---------- Records for the task

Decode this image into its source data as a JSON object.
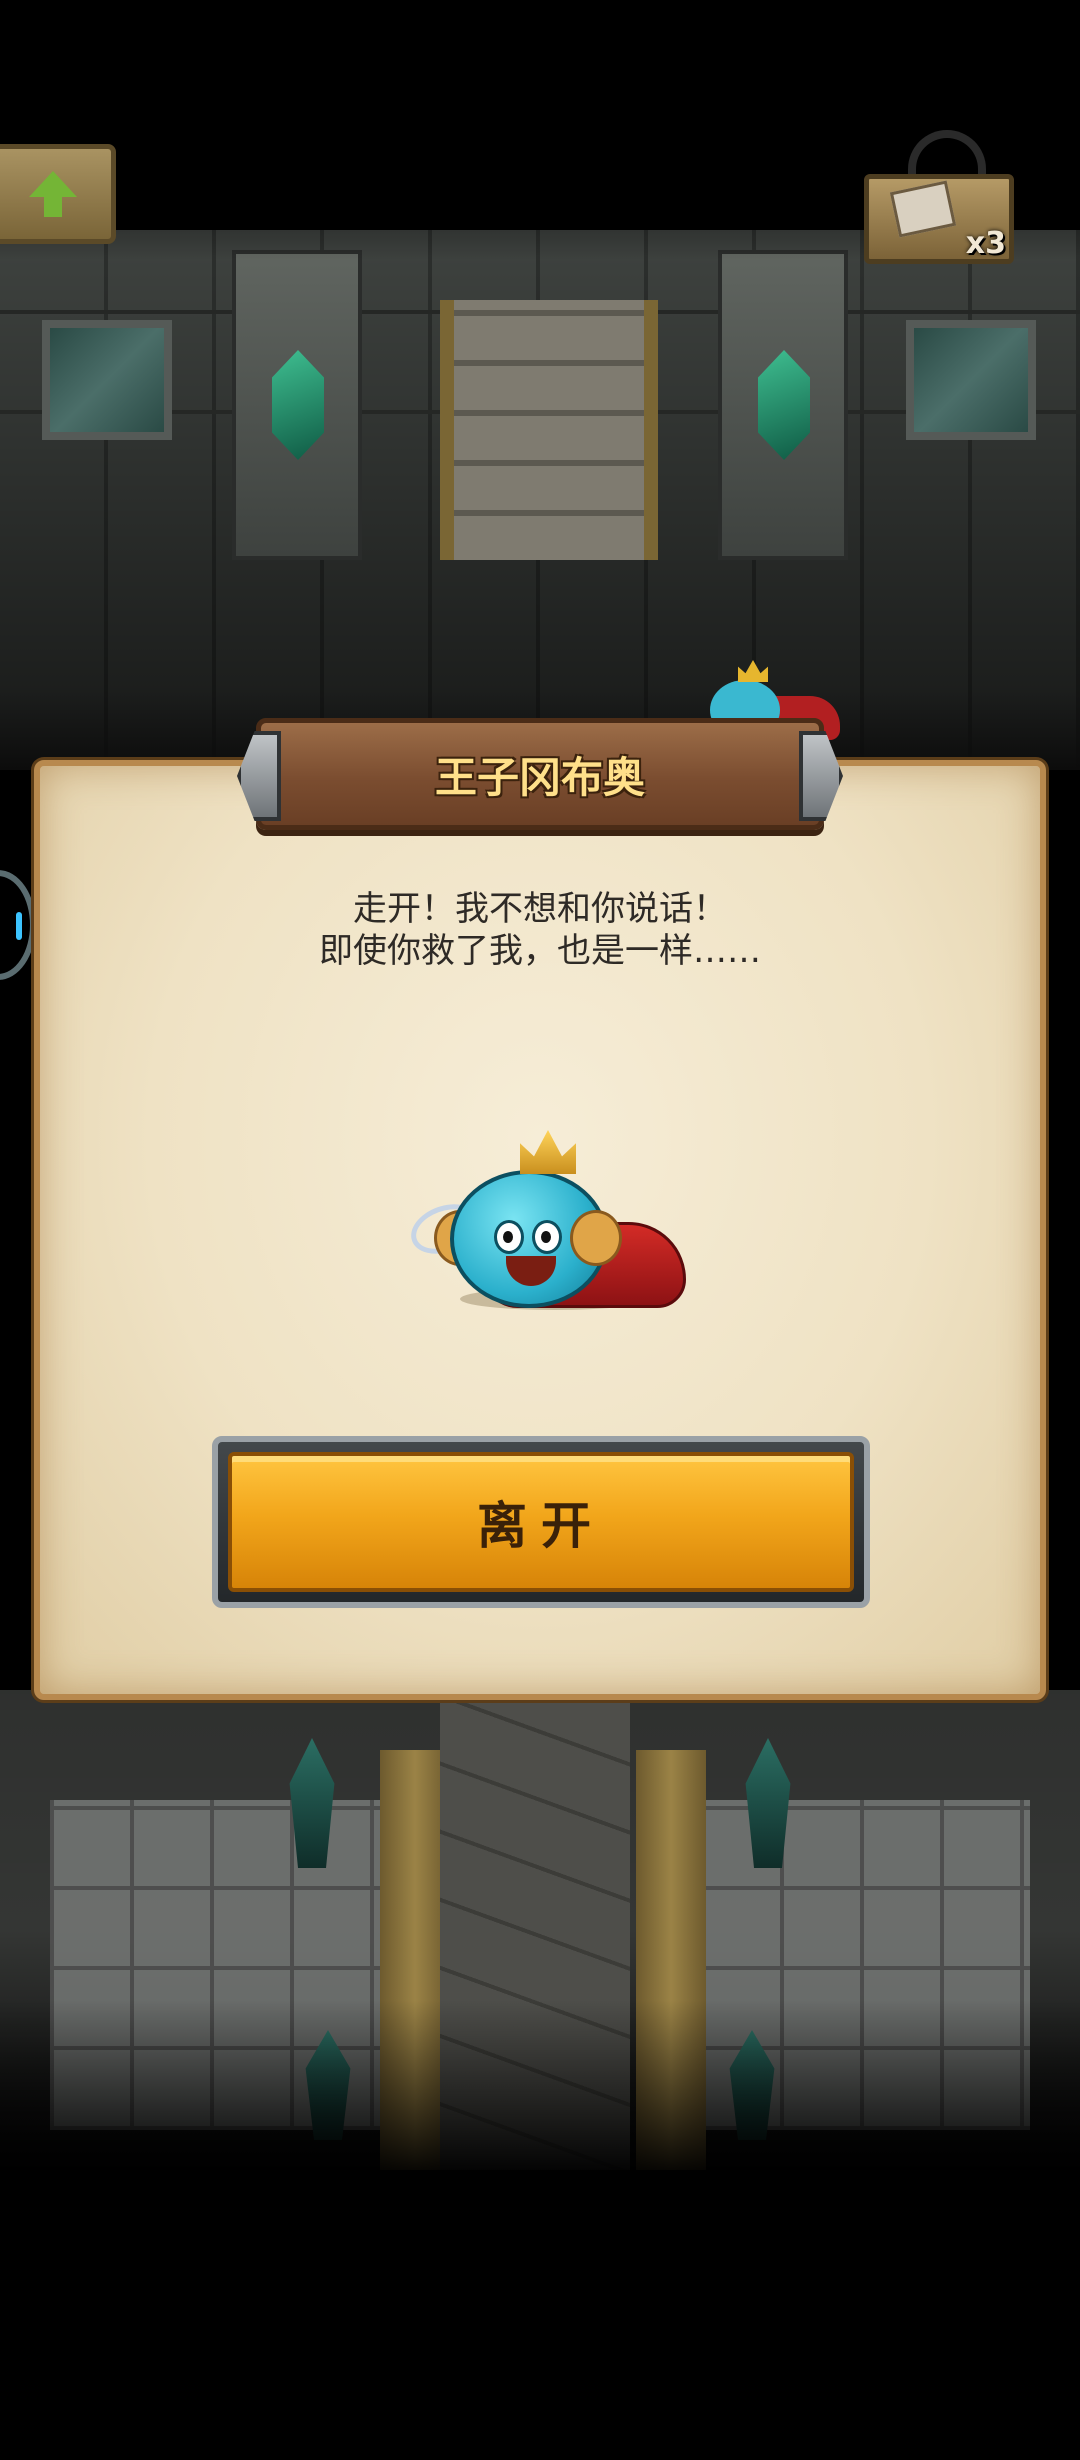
{
  "hud": {
    "back_icon": "up-arrow-icon",
    "inventory_icon": "bag-icon",
    "inventory_count": "x3"
  },
  "dialog": {
    "title": "王子冈布奥",
    "lines": [
      "走开！我不想和你说话！",
      "即使你救了我，也是一样……"
    ],
    "character_icon": "prince-slime-icon",
    "leave_button_label": "离开"
  },
  "colors": {
    "parchment": "#efe2c4",
    "title_text": "#ffe08a",
    "button_gold": "#f2a61b",
    "plank_brown": "#7b4d30"
  }
}
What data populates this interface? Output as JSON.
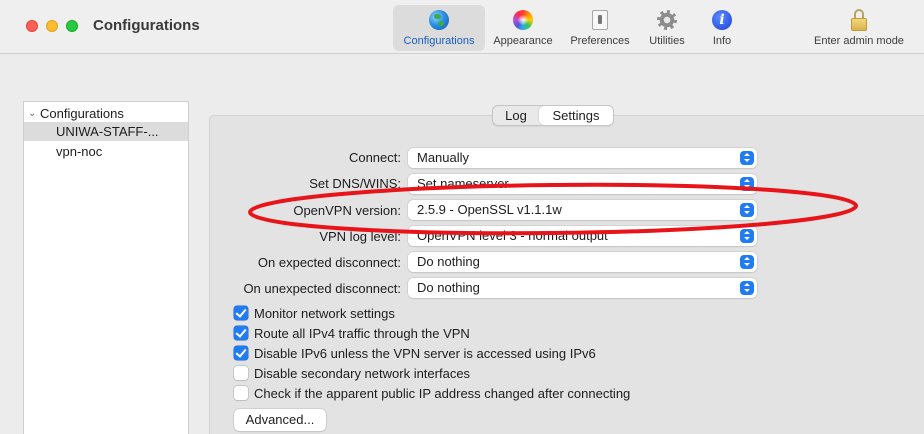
{
  "window": {
    "title": "Configurations",
    "traffic_lights": [
      "close",
      "minimize",
      "zoom"
    ]
  },
  "toolbar": {
    "items": [
      {
        "label": "Configurations",
        "icon": "globe-icon",
        "active": true
      },
      {
        "label": "Appearance",
        "icon": "color-wheel-icon"
      },
      {
        "label": "Preferences",
        "icon": "switch-icon"
      },
      {
        "label": "Utilities",
        "icon": "gear-icon"
      },
      {
        "label": "Info",
        "icon": "info-icon"
      }
    ],
    "admin_label": "Enter admin mode",
    "admin_icon": "lock-icon"
  },
  "sidebar": {
    "root_label": "Configurations",
    "items": [
      {
        "label": "UNIWA-STAFF-...",
        "selected": true
      },
      {
        "label": "vpn-noc",
        "selected": false
      }
    ]
  },
  "tabs": {
    "log": "Log",
    "settings": "Settings",
    "selected": "Settings"
  },
  "settings": {
    "connect": {
      "label": "Connect:",
      "value": "Manually"
    },
    "dns": {
      "label": "Set DNS/WINS:",
      "value": "Set nameserver"
    },
    "openvpn_version": {
      "label": "OpenVPN version:",
      "value": "2.5.9 - OpenSSL v1.1.1w"
    },
    "log_level": {
      "label": "VPN log level:",
      "value": "OpenVPN level 3 - normal output"
    },
    "expected_disconnect": {
      "label": "On expected disconnect:",
      "value": "Do nothing"
    },
    "unexpected_disconnect": {
      "label": "On unexpected disconnect:",
      "value": "Do nothing"
    }
  },
  "checkboxes": [
    {
      "label": "Monitor network settings",
      "checked": true
    },
    {
      "label": "Route all IPv4 traffic through the VPN",
      "checked": true
    },
    {
      "label": "Disable IPv6 unless the VPN server is accessed using IPv6",
      "checked": true
    },
    {
      "label": "Disable secondary network interfaces",
      "checked": false
    },
    {
      "label": "Check if the apparent public IP address changed after connecting",
      "checked": false
    }
  ],
  "advanced_button": "Advanced...",
  "colors": {
    "accent": "#1f7cf2",
    "annotation": "#e8141a",
    "active_toolbar_text": "#1a5fc2"
  }
}
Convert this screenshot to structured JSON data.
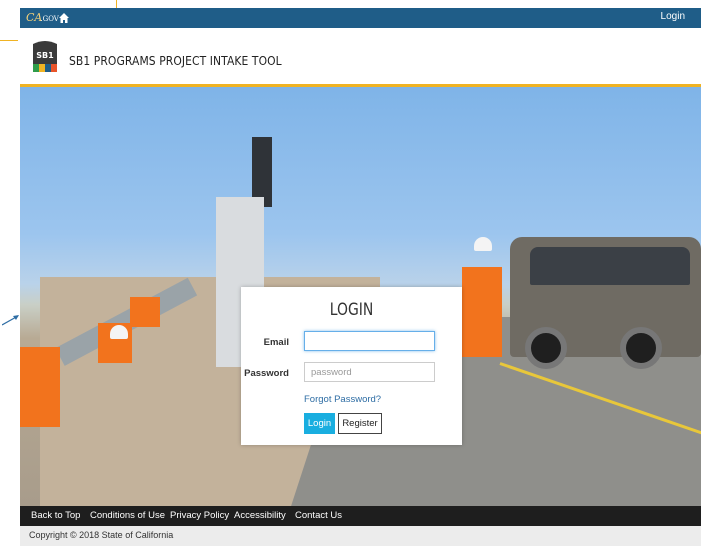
{
  "topbar": {
    "logo_text": "CA",
    "logo_sub": ".GOV",
    "login_label": "Login",
    "icon": "home-icon"
  },
  "header": {
    "badge_text": "SB1",
    "title": "SB1 PROGRAMS PROJECT INTAKE TOOL",
    "accent_color": "#f0b323",
    "icon": "sb1-shield-icon"
  },
  "login": {
    "title": "LOGIN",
    "email_label": "Email",
    "password_label": "Password",
    "email_value": "",
    "password_placeholder": "password",
    "forgot_label": "Forgot Password?",
    "login_button": "Login",
    "register_button": "Register"
  },
  "footer": {
    "links": [
      "Back to Top",
      "Conditions of Use",
      "Privacy Policy",
      "Accessibility",
      "Contact Us"
    ],
    "copyright": "Copyright © 2018 State of California"
  },
  "colors": {
    "topbar": "#1f5d88",
    "login_button": "#19aee0",
    "footer": "#1e1e1e"
  }
}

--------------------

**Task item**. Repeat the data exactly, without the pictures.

**The completed task**.
Decode this image into its source data as a JSON object.
{
  "hud": {
    "back_icon": "up-arrow-icon",
    "inventory_icon": "bag-icon",
    "inventory_count": "x3"
  },
  "dialog": {
    "title": "王子冈布奥",
    "lines": [
      "走开！我不想和你说话！",
      "即使你救了我，也是一样……"
    ],
    "character_icon": "prince-slime-icon",
    "leave_button_label": "离开"
  },
  "colors": {
    "parchment": "#efe2c4",
    "title_text": "#ffe08a",
    "button_gold": "#f2a61b",
    "plank_brown": "#7b4d30"
  }
}
What data populates this interface? Output as JSON.
{
  "window": {
    "title": "Configurations",
    "traffic_lights": [
      "close",
      "minimize",
      "zoom"
    ]
  },
  "toolbar": {
    "items": [
      {
        "label": "Configurations",
        "icon": "globe-icon",
        "active": true
      },
      {
        "label": "Appearance",
        "icon": "color-wheel-icon"
      },
      {
        "label": "Preferences",
        "icon": "switch-icon"
      },
      {
        "label": "Utilities",
        "icon": "gear-icon"
      },
      {
        "label": "Info",
        "icon": "info-icon"
      }
    ],
    "admin_label": "Enter admin mode",
    "admin_icon": "lock-icon"
  },
  "sidebar": {
    "root_label": "Configurations",
    "items": [
      {
        "label": "UNIWA-STAFF-...",
        "selected": true
      },
      {
        "label": "vpn-noc",
        "selected": false
      }
    ]
  },
  "tabs": {
    "log": "Log",
    "settings": "Settings",
    "selected": "Settings"
  },
  "settings": {
    "connect": {
      "label": "Connect:",
      "value": "Manually"
    },
    "dns": {
      "label": "Set DNS/WINS:",
      "value": "Set nameserver"
    },
    "openvpn_version": {
      "label": "OpenVPN version:",
      "value": "2.5.9 - OpenSSL v1.1.1w"
    },
    "log_level": {
      "label": "VPN log level:",
      "value": "OpenVPN level 3 - normal output"
    },
    "expected_disconnect": {
      "label": "On expected disconnect:",
      "value": "Do nothing"
    },
    "unexpected_disconnect": {
      "label": "On unexpected disconnect:",
      "value": "Do nothing"
    }
  },
  "checkboxes": [
    {
      "label": "Monitor network settings",
      "checked": true
    },
    {
      "label": "Route all IPv4 traffic through the VPN",
      "checked": true
    },
    {
      "label": "Disable IPv6 unless the VPN server is accessed using IPv6",
      "checked": true
    },
    {
      "label": "Disable secondary network interfaces",
      "checked": false
    },
    {
      "label": "Check if the apparent public IP address changed after connecting",
      "checked": false
    }
  ],
  "advanced_button": "Advanced...",
  "colors": {
    "accent": "#1f7cf2",
    "annotation": "#e8141a",
    "active_toolbar_text": "#1a5fc2"
  }
}
Convert this screenshot to structured JSON data.
{
  "topbar": {
    "logo_text": "CA",
    "logo_sub": ".GOV",
    "login_label": "Login",
    "icon": "home-icon"
  },
  "header": {
    "badge_text": "SB1",
    "title": "SB1 PROGRAMS PROJECT INTAKE TOOL",
    "accent_color": "#f0b323",
    "icon": "sb1-shield-icon"
  },
  "login": {
    "title": "LOGIN",
    "email_label": "Email",
    "password_label": "Password",
    "email_value": "",
    "password_placeholder": "password",
    "forgot_label": "Forgot Password?",
    "login_button": "Login",
    "register_button": "Register"
  },
  "footer": {
    "links": [
      "Back to Top",
      "Conditions of Use",
      "Privacy Policy",
      "Accessibility",
      "Contact Us"
    ],
    "copyright": "Copyright © 2018 State of California"
  },
  "colors": {
    "topbar": "#1f5d88",
    "login_button": "#19aee0",
    "footer": "#1e1e1e"
  }
}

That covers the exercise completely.